Underwriting is just what it sounds like: it’s the failure to put things on the page that need to be there. When somebody picks up a gun and fires it off, and we didn’t know there was a gun on stage, that’s underwriting.
Chapter breaks in novels are like the Becher’s Brook jump in National Velvet. That’s where the bodies pile up. Many a book has been declared dead to its reader and cast aside never to be remembered–and all because the reader reached a chapter break and didn’t care enough to keep reading. That’s the bad news.
The middle of your story is not a straight line going up, down, or on a level plane. The middle of your story is a thing with shape. It has peaks and valleys all its own. It is not a two-dimensional line, but rather, it swoops and turns and loops like a roller coaster.
There are eight million posts on how to write a great headline, how to write a fantastic call to action, and how to write a good blog post. We’ll even tell you how to write shorter sentences, snappier copy and better ebooks. But you know what none of us tell you?
“Who would read a book about your life?” That question came from a former friend, a Pulitzer Prize-winning journalist who in 1995 aimed to convince me writing a memoir was pure folly and would likely ruin my career as a serious journalist.
Writers mostly use the active voice. It brings our words to life with its immediacy and accountability. As authors, we are taking responsibility and not distancing ourselves from our words. We tend to bore readers when we use the passive voice.
How important are character names? Does it really matter what we choose? Or how we go about deciding? Should we draw names out of hat? Or should we wait until exact names are revealed to us in a dream?
One of the most common challenges for us as writers is deciding how many point-of-view characters we should use, and yet a lot of the advice we hear can be too generic. Use the right number for your genre. Don’t use more than three.
Having just turned in my eighth novel in five years, one would hope that I had some writing advice to share with new writers. Giving advice on a process that is a little like witchcraft and a little like playing roulette is tricky, but I think I have learned some tricks and strategies along the way.
How many times have we all heard that old saying about the film business; “It’s all about who you know”? That saying is born out of the struggles we all face in our careers. I think it is a self soothing catharsis for the answers we all hear when we pitch our projects: “We are going to pass on this one,” “We just didn’t respond to the material” and “It’s a good idea, its just not for us right now.”
In the end, all that talk and positive buzz probably went nowhere. If that’s the case, you shouldn’t take it personally – that’s exactly what happens with most pilots. But here’s the good news: pilot scripts, especially in the early years of your career as a television writer, can and often do serve more than one purpose. Even if that script never gets sold or produced, it can still work as the perfect calling card that leads directly to you getting hired on the staff of another show.
After spending two years working on a movie about weddings, Fisher himself will be married this October to writer Karine Rosenthal. Faber will be his best man. And, as would only be fair, crashers are welcome.

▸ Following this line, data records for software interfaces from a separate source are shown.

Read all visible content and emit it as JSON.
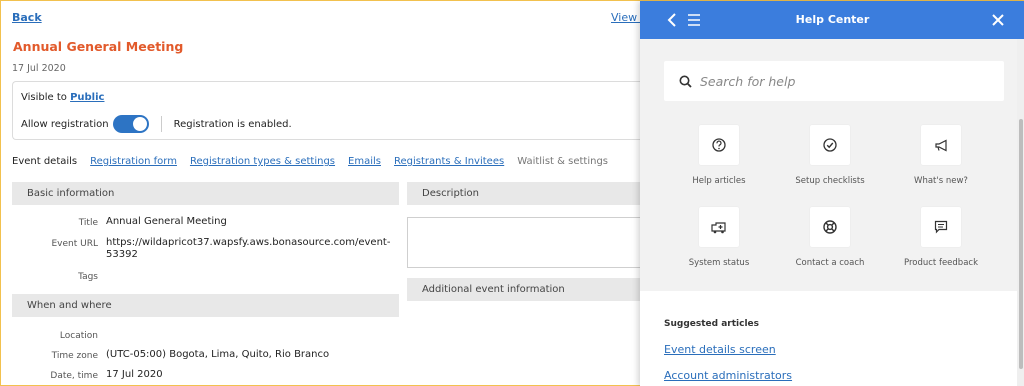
{
  "page": {
    "back_label": "Back",
    "view_link": "View e",
    "event_title": "Annual General Meeting",
    "event_date": "17 Jul 2020",
    "visibility": {
      "prefix": "Visible to",
      "value": "Public"
    },
    "registration": {
      "label": "Allow registration",
      "toggle_on": true,
      "status": "Registration is enabled."
    },
    "tabs": [
      {
        "label": "Event details",
        "state": "active"
      },
      {
        "label": "Registration form",
        "state": "link"
      },
      {
        "label": "Registration types & settings",
        "state": "link"
      },
      {
        "label": "Emails",
        "state": "link"
      },
      {
        "label": "Registrants & Invitees",
        "state": "link"
      },
      {
        "label": "Waitlist & settings",
        "state": "plain"
      }
    ],
    "basic_info": {
      "heading": "Basic information",
      "title_label": "Title",
      "title_value": "Annual General Meeting",
      "url_label": "Event URL",
      "url_value_line1": "https://wildapricot37.wapsfy.aws.bonasource.com/event-",
      "url_value_line2": "53392",
      "tags_label": "Tags"
    },
    "when_where": {
      "heading": "When and where",
      "location_label": "Location",
      "timezone_label": "Time zone",
      "timezone_value": "(UTC-05:00) Bogota, Lima, Quito, Rio Branco",
      "datetime_label": "Date, time",
      "datetime_value": "17 Jul 2020"
    },
    "description": {
      "heading": "Description"
    },
    "additional": {
      "heading": "Additional event information"
    }
  },
  "help_center": {
    "title": "Help Center",
    "search_placeholder": "Search for help",
    "tiles": [
      {
        "label": "Help articles",
        "icon": "question-circle-icon"
      },
      {
        "label": "Setup checklists",
        "icon": "check-circle-icon"
      },
      {
        "label": "What's new?",
        "icon": "megaphone-icon"
      },
      {
        "label": "System status",
        "icon": "ambulance-icon"
      },
      {
        "label": "Contact a coach",
        "icon": "lifebuoy-icon"
      },
      {
        "label": "Product feedback",
        "icon": "chat-bubble-icon"
      }
    ],
    "suggested_title": "Suggested articles",
    "suggested_articles": [
      "Event details screen",
      "Account administrators"
    ]
  },
  "colors": {
    "accent": "#3b7ddd",
    "title_orange": "#e25a2b",
    "link_blue": "#2a6ebb",
    "toggle_blue": "#2d74c4"
  }
}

A BAFTA screenwriting lecture by Charlie Kaufman (Being John Malkovich, Eternal Sunshine of the Spotless Mind, Adaptation).
When you hear about networking platforms or building a presence on social media, authors generally talk about Facebook, Twitter, and blogging straight away. Sometimes podcasting and Pinterest are mentioned. But Instagram?
An author friend of mine used a phrase this week I hadn’t heard before: he said I need to make sure “my also-boughts were clean.” If you just drive your friends and family to your book during launch, your book will start showing up next to whatever else they bought on Amazon recently.
An efficient media strategy can put your name and your book in front of a far bigger audience of potential readers than you can possibly reach yourself. Unfortunately, many self-published authors assume that traditional publicity is out of reach. This couldn’t be further from the truth.
You can produce, publish and promote your book on your own with absolutely no cost.